Gun Fire (Number 37), edited by A.J. Peacock

Gun Fire (Number 37), edited by A.J. Peacock

A5 size booklet, 64 pages. (N6454X1)

Gun Fire was an occasional journal containing articles about aspects of the First World War, and this issue includes an article on the fall from grace of Britain’s top Policeman and Spy Catcher - Sir Basil Thomson. Their is also an article on the first flame-thrower attack. The full contents of this booklet are as follows:

Oh Sir Basil (Basil Thomson)
The First Flame-Thrower Attack - some notes
Before endeavours fade
Aubers Ridge - A Review
Notes and Queries

From the opening page of 'The First Flame-Thrower - Some Notes':
An issue of Gun Fire carried an article on the events of 30 July 1915, the date the Germans launched their flammenwerfer attack at Hooge in an episode dismissed by the British Official History as a 'matter merely of local consequence.' A battalion of the British Army was accused of cowardice and sent back to make a futile counter attack, and a participant in the first part of the matter of merely local consequence wrote a vitriolic account of the day. Parts of his account - but only parts­have been frequently used. Gun Fire's article used all of his notes, which are contained in a private collection at York. The writer was Gordon Vero Carey, an author and, during the war, a member of the 8th Battalion of the Rifle Brigade. His son revealed that the bitterness instilled in him after 'Hooge' stayed with him for the rest of his life. The article in Gun Fire No 13 described the events of the first liquid fire attack on the British (it was certainly that) and went on to contend that the British should have known such an attack was coming and taken appropriate action. Why should they have known? Were there intelligence reports saying that the enemy were contemplating such an attack? There might have been, but accounts of such attacks being made on other parts of the Western Front (other than the parts held by the British) were printed in the newspapers. Not only that but they were based on official French communiques as often as not.

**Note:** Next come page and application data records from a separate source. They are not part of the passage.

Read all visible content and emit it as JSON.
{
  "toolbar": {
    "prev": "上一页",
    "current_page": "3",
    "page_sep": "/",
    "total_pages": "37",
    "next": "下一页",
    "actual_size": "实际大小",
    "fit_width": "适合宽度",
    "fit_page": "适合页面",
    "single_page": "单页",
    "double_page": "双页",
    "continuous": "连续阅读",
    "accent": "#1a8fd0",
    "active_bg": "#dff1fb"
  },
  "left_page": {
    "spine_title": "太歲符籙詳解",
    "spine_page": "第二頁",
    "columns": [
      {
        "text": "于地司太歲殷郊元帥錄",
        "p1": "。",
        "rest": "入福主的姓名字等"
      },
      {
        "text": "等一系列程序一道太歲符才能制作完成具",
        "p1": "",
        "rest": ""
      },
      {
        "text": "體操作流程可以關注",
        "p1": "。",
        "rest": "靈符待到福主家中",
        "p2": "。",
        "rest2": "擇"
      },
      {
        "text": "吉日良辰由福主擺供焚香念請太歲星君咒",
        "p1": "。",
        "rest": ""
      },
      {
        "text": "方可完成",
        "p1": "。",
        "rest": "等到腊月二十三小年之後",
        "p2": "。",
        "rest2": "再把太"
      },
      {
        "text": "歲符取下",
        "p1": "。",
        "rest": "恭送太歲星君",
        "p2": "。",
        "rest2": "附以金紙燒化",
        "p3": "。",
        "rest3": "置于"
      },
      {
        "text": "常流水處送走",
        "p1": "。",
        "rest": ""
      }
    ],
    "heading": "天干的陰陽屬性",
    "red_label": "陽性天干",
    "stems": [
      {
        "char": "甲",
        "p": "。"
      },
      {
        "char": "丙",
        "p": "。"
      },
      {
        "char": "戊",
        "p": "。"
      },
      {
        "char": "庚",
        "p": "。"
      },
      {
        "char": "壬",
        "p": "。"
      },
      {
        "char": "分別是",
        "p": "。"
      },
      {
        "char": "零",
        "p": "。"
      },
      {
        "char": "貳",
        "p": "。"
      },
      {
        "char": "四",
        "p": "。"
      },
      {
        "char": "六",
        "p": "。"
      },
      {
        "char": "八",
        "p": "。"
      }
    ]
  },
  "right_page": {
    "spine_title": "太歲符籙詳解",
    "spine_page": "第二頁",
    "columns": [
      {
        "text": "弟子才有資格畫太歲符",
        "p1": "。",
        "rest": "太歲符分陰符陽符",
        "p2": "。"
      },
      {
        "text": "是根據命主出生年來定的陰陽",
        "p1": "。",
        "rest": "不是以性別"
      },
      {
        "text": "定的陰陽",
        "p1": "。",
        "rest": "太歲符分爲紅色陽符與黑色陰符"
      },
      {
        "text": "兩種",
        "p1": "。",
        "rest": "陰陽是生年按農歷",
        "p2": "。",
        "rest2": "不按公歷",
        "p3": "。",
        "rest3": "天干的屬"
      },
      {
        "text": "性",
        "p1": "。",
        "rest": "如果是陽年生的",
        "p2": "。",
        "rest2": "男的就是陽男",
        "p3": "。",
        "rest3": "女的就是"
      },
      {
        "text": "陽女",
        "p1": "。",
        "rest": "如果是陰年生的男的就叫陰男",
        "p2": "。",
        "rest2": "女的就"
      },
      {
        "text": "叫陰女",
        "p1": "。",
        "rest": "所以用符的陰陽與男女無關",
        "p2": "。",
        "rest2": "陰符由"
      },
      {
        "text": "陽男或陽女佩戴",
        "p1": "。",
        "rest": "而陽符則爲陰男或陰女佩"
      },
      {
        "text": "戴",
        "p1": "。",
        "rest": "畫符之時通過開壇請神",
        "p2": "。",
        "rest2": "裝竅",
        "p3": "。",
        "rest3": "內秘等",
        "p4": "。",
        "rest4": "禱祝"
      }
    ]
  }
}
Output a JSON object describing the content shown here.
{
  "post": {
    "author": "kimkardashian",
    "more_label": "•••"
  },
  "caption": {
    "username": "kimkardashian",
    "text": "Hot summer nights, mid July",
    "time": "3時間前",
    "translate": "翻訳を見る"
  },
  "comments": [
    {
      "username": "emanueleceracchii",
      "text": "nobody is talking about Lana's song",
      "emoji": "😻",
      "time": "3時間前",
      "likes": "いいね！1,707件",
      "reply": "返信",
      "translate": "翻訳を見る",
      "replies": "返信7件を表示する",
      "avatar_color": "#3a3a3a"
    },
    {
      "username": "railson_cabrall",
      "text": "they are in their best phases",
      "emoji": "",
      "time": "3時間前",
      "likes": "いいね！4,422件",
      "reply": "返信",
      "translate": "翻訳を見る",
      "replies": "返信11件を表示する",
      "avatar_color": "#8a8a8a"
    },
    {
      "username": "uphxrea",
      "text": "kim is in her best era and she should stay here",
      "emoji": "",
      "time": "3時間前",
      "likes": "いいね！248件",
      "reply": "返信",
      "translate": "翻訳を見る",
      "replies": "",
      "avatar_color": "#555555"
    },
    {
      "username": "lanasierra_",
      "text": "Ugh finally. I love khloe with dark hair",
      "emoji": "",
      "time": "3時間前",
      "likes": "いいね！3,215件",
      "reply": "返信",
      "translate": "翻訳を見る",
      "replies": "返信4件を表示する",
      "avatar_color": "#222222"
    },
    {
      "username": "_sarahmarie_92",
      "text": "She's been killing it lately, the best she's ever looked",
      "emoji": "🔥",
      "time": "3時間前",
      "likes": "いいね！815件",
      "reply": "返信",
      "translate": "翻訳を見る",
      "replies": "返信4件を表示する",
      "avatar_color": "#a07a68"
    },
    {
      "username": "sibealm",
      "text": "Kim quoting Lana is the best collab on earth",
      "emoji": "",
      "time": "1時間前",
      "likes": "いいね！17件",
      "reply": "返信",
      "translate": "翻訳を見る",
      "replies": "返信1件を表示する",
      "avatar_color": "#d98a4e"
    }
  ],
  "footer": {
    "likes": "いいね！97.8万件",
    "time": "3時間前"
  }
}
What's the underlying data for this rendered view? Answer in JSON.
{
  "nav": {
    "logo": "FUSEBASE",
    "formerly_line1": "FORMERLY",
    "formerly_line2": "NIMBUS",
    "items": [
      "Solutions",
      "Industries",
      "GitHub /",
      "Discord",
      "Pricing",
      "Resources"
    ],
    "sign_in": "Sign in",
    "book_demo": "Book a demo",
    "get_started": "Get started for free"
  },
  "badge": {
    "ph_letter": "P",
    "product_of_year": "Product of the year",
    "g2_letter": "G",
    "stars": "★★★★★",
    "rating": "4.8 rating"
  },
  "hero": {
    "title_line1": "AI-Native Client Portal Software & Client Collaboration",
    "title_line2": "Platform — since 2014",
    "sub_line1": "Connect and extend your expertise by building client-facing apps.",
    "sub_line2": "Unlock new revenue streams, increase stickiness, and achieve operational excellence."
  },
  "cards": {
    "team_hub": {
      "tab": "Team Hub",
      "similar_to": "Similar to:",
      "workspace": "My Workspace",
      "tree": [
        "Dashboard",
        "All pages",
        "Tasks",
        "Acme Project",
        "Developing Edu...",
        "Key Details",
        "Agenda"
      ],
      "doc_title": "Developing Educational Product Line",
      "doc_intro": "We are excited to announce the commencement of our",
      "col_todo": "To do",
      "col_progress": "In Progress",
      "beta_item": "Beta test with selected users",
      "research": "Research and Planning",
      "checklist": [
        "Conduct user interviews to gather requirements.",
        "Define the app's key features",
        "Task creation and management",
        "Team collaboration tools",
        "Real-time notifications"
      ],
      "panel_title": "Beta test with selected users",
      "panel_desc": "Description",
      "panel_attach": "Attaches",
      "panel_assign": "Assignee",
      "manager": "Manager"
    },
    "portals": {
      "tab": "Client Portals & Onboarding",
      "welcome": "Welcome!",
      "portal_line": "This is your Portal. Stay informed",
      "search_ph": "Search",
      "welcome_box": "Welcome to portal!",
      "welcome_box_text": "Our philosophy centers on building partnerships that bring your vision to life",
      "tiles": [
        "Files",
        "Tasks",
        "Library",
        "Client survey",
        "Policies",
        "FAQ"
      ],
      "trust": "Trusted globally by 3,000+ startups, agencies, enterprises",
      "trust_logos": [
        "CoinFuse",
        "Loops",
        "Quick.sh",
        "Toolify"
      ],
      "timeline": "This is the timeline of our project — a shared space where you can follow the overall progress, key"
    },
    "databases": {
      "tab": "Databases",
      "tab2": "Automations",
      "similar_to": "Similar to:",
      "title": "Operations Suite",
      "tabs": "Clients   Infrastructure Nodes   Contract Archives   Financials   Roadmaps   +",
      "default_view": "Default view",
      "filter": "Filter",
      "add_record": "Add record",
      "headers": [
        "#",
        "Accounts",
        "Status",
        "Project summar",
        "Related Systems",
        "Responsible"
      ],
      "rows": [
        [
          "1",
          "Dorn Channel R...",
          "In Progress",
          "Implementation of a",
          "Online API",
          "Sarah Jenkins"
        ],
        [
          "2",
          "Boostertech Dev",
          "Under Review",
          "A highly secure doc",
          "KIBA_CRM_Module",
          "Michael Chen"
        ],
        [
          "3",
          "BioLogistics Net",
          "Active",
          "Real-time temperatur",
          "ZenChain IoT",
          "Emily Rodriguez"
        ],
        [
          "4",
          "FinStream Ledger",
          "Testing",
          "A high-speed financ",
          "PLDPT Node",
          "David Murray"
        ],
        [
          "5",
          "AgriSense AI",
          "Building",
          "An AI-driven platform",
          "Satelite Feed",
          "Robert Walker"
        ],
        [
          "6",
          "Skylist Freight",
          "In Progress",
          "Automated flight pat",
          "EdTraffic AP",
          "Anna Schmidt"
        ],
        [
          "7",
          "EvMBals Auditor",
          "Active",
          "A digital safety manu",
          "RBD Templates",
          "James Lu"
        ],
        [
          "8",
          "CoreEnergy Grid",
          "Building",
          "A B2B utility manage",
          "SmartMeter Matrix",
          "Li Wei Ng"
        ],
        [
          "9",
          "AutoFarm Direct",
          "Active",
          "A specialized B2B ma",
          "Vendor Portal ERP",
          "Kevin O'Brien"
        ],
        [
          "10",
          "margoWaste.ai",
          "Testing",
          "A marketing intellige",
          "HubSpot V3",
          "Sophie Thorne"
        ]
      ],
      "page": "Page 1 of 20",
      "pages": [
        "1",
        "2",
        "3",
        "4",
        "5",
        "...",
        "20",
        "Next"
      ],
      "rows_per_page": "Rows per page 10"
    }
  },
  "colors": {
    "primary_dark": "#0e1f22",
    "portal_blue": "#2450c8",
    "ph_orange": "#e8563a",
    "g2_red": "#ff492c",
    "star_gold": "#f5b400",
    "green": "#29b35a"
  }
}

Were these obscure prints? They were not. Most of the examples quoted in Gun Fire 13 came from the columns of The Times and were indexed (eventually) under such headings as 'flammenwerfer', 'liquid fire' or in a phrase about burning oil or petrol. How could such reports have been ignored by contemporaries? It seems incredible that they were. It is tragic that they were.

The 'Bapterne de Feu' article quoted about ten incidents of flame being used by the Germans before 30 July citing not only The Times but also Le Temps, The Daily Chronicle (where the report was by the doyen of British war correspondents Philip Gibbs), and a local paper, The Yorkshire Evening Press. Those examples would seem to be enough to substantiate the contention that the British High Command should have been on the qui vive for an attack (Gordon Carey said he and his colleagues were expecting one), but a number of other reports, and some relevant historical observations, could have been added to the indictment of issue No 13. Presumably such reports as that quoted from The Yorkshire Evening Press could be found in scores of local papers, but here are some more that could have been used earlier....

Interestingly, an earlier edition of the journal explained the origins of the slang phrase 'Gun Fire', detailing how it was a term for the early cup of tea served out to troops in the morning before going on first parade. In the War recruits in training always had Gun Fire supplied to them, as the work before breakfast was often particularly gruelling.

Condition of the booklet is generally good. The cover has one or two minor scuffs, but the staple spine is intact, and all pages are clean, intact, unblemished and tightly bound. Their is a small price sticker on the rear side cover.

Condition New